Sprinkle diced tomatoes over the rolls, including as much juice as you have available from the tomato.  Lastly sprinkle with mozzarella cheese and more Italian Seasoning. Salt once again if you are like us. Bake, covered at 350 degrees for 25 to 30 minutes.

I served ours with any left over filling to my extra hungry men. Another idea is to freeze the filling for a quick "stuffing" for peppers, zucchini, or this recipe again soon!

News from the Farm

This year at nearly all our markets we will be selling farm fresh bread and cinnamon rolls made from our stone ground wheat.

Our latest addition from the farm kitchen is our growing line of Gluten Free beads, Baguettes, Cinnamon Rolls and Cookies! These products are carefully made in a gluten kitchen, so assess your dietary needs and enjoy! 

 We gather and lightly hand wash well over 100 eggs a day. We sell them at each of our markets.
Our flock of 250 Black Australorp chickens are aging, so we've begun a new flock of 350 Red Sex Link hens to replace them, and will begin to lay this fall

Strawberry season is winding down. This year you will not see our berries lined up so pretty on our market tables. All our strawberries are being made into the freshest tasting strawberry jam you've ever eaten! (Humble eh?) Give it a try and see if you agree! 

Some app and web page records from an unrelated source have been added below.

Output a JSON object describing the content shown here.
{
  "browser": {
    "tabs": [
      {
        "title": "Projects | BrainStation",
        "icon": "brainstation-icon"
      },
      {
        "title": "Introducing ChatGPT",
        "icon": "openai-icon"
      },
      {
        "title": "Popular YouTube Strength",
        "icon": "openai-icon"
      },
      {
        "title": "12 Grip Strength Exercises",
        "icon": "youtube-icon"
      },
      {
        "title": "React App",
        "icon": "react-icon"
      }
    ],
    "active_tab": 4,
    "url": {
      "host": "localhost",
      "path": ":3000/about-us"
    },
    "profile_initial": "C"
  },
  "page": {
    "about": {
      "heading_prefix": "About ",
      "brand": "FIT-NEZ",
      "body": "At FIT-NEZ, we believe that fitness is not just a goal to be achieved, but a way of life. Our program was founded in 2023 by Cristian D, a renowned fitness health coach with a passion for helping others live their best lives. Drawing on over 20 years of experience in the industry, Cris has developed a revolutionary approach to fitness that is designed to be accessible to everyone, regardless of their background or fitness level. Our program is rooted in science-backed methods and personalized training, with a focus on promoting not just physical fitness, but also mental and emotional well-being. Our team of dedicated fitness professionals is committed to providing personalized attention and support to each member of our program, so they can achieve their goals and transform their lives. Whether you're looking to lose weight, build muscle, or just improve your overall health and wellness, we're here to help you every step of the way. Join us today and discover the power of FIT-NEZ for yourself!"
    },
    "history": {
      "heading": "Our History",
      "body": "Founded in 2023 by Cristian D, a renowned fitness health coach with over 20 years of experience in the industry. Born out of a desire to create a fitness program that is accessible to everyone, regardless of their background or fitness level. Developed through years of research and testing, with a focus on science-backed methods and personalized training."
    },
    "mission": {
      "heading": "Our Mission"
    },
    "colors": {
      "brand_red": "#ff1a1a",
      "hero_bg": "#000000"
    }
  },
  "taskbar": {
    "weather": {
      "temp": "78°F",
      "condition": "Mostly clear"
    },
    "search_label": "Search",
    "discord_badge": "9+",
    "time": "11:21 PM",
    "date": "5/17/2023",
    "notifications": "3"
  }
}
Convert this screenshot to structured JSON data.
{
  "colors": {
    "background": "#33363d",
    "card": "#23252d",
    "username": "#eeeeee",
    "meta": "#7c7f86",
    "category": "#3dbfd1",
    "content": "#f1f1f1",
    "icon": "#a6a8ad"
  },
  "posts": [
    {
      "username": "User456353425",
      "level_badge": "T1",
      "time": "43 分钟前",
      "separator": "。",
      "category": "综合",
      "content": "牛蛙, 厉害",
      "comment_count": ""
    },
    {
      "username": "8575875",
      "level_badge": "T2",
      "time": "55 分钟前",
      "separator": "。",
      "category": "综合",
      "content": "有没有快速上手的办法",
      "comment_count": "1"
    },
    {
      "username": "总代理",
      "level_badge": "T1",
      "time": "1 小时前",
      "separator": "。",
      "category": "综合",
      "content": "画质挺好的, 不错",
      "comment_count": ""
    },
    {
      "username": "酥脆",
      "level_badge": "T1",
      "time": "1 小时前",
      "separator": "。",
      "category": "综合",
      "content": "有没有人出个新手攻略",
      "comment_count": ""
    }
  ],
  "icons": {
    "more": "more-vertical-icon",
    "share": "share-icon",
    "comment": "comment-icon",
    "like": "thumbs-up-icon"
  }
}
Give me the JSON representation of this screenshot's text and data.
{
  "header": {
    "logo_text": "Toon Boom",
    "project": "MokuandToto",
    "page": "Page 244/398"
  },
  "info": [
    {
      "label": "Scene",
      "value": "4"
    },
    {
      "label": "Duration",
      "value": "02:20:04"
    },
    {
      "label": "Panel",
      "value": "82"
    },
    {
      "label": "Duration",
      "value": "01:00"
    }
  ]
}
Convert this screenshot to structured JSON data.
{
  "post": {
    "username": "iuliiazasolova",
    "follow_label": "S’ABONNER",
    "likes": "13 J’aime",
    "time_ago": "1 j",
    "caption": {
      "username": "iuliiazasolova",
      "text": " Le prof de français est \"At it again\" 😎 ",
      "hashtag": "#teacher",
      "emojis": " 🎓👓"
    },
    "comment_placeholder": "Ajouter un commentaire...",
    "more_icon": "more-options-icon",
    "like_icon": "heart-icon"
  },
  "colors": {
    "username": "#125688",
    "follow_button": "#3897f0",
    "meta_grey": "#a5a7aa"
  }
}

Each jar of our strawberry jam is made with a natural pectin made from grapefruit peels which allows it to jell with MUCH less sugar. This way you get to enjoy the ripe taste of our mountain grown berries!

A busy day in the farmhouse kitchen!

A project of our youngest farmers is the offering of our strawberry infused lemonade at the Dixie Lee Farmer's Market in Farragut! Enjoy!'s time for a little Grandma bragging!

Josiah helping Grandpa give a tractor a spring tune-up!

We've not had the chance to meet Christina face to face yet, but her smile has won our hearts.

Samuel and Josiah picnicked and played on the farm this spring before returning to South Dakota.

Tiny Michaela is our newest blessing. Caleb and Shelby are sure blessed!

Samuel has loved the chickens since he was a he's playing with a chick from our first batch of pastured broilers. They'll be ready for market in a few weeks!

Grandma snuggling with Benjamin. 

Asparagus season is winding down, so enjoy it in your shares this week!

We continually plant all season. Each week the men are putting in new crops to meet your needs up till frost (and beyond!)

"As for me and my house, we will serve the Lord."
                                 Joshua 24: 15

From all our busy farming family to yours,
Abundant Blessings,
The Farmer's Wife